A fundamental basis of the digital manufacturing revolution is that the use of sensors (IoT 4.0). Especially, intelligent sensors, which are comprised of both a sensor and microprocessor, are ready to detect conditions and answer them. They understand the environment they're placed in, apply learning algorithms and manage a good range of selections that were previously operator managed. As this capability expands, the disruption is going to be significant. Workforce requirements will change and manufacturing and it'll need a special set of competencies. For instance, IT groups will get to upskill a part of their workforce in order that they can install, program and support this new technology.

4. Mobility revolutionizing the work

Smart devices within the manufacturing setting provide a revolutionary thanks to connecting operators to their work, and to every other, in real-time. Moreover, the workers’ adoption curve is rapid, given the proliferation of smart devices in their personal life and their comfort level with them. Manufacturing mobility applications span the spectrum from the removal of paper documents and therefore the processing of routine transactions, all thanks to innovative employee-crowd sourcing of problems, issues, and investigations, combining process execution and social collaboration.

5. Robotics changing the landscape of the workplace 

The new breed of robots is unlike those before; they're ready to sense and learn, remember/recall and apply dexterity to their tasks.
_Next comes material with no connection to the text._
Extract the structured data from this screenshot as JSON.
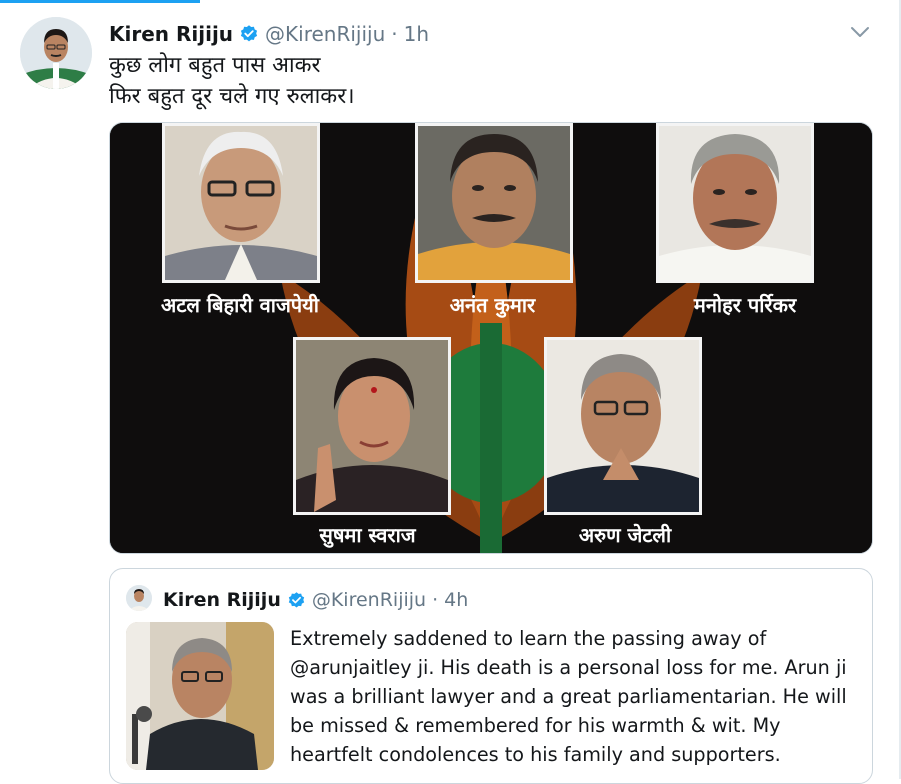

As they become smarter, cheaper, and safer, they're being applied for much quite the normal automated jobs in manufacturing. Additionally, their precision is way beyond that of humans, and that they are even capable of social “intelligence,”—working side by side with humans and learning to collaborate even as readily as they learn their tasks. This is often referred to as “cobotics,” where operators and machines are teamed up. Cobotics is very successful when used for specific ergonomically challenging tasks. and therefore the range of applications will grow as automation providers introduce more sophisticated sensors, and better functioning robotic equipment, expanding well beyond aerospace and automotive, where they need readily been deployed already.